Exercise instructions: The response must contain every line of the records that follow, duplicated exactly.

The input:

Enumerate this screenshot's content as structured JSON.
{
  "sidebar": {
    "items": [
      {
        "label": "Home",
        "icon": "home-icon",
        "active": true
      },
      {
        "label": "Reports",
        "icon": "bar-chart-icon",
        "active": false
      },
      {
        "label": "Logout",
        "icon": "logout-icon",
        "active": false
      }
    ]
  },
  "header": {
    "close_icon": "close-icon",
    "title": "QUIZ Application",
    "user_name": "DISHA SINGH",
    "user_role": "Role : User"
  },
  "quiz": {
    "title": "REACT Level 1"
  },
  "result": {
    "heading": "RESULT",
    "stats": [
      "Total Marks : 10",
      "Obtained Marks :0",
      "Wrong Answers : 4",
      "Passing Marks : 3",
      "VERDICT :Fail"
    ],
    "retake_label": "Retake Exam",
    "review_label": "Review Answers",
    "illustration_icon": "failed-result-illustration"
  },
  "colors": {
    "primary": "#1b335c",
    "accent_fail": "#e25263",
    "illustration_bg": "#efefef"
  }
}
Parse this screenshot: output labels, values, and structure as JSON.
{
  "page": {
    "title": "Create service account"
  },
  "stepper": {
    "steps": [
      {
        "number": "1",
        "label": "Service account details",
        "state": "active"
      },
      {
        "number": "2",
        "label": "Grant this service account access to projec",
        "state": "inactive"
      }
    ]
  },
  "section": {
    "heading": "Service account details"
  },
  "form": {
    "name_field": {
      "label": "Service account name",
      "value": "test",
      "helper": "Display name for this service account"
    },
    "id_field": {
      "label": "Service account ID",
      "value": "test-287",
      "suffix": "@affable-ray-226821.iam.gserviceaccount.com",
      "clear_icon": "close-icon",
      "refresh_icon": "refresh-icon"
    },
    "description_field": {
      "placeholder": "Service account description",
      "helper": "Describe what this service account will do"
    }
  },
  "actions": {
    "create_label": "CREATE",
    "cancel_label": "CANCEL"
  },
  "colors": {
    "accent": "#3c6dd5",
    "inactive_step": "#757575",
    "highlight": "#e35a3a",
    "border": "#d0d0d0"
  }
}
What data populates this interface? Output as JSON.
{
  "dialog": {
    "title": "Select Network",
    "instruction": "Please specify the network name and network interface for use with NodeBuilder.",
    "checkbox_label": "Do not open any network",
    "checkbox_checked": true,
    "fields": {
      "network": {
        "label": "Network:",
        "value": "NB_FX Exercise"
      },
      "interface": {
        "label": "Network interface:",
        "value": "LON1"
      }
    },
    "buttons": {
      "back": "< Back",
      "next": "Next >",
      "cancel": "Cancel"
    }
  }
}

Solution:
Enumerate this screenshot's content as structured JSON.
{
  "sidebar": {
    "items": [
      {
        "label": "Home",
        "icon": "home-icon",
        "active": true
      },
      {
        "label": "Reports",
        "icon": "bar-chart-icon",
        "active": false
      },
      {
        "label": "Logout",
        "icon": "logout-icon",
        "active": false
      }
    ]
  },
  "header": {
    "close_icon": "close-icon",
    "title": "QUIZ Application",
    "user_name": "DISHA SINGH",
    "user_role": "Role : User"
  },
  "quiz": {
    "title": "REACT Level 1"
  },
  "result": {
    "heading": "RESULT",
    "stats": [
      "Total Marks : 10",
      "Obtained Marks :0",
      "Wrong Answers : 4",
      "Passing Marks : 3",
      "VERDICT :Fail"
    ],
    "retake_label": "Retake Exam",
    "review_label": "Review Answers",
    "illustration_icon": "failed-result-illustration"
  },
  "colors": {
    "primary": "#1b335c",
    "accent_fail": "#e25263",
    "illustration_bg": "#efefef"
  }
}
Parse this screenshot: output labels, values, and structure as JSON.
{
  "page": {
    "title": "Create service account"
  },
  "stepper": {
    "steps": [
      {
        "number": "1",
        "label": "Service account details",
        "state": "active"
      },
      {
        "number": "2",
        "label": "Grant this service account access to projec",
        "state": "inactive"
      }
    ]
  },
  "section": {
    "heading": "Service account details"
  },
  "form": {
    "name_field": {
      "label": "Service account name",
      "value": "test",
      "helper": "Display name for this service account"
    },
    "id_field": {
      "label": "Service account ID",
      "value": "test-287",
      "suffix": "@affable-ray-226821.iam.gserviceaccount.com",
      "clear_icon": "close-icon",
      "refresh_icon": "refresh-icon"
    },
    "description_field": {
      "placeholder": "Service account description",
      "helper": "Describe what this service account will do"
    }
  },
  "actions": {
    "create_label": "CREATE",
    "cancel_label": "CANCEL"
  },
  "colors": {
    "accent": "#3c6dd5",
    "inactive_step": "#757575",
    "highlight": "#e35a3a",
    "border": "#d0d0d0"
  }
}
What data populates this interface? Output as JSON.
{
  "dialog": {
    "title": "Select Network",
    "instruction": "Please specify the network name and network interface for use with NodeBuilder.",
    "checkbox_label": "Do not open any network",
    "checkbox_checked": true,
    "fields": {
      "network": {
        "label": "Network:",
        "value": "NB_FX Exercise"
      },
      "interface": {
        "label": "Network interface:",
        "value": "LON1"
      }
    },
    "buttons": {
      "back": "< Back",
      "next": "Next >",
      "cancel": "Cancel"
    }
  }
}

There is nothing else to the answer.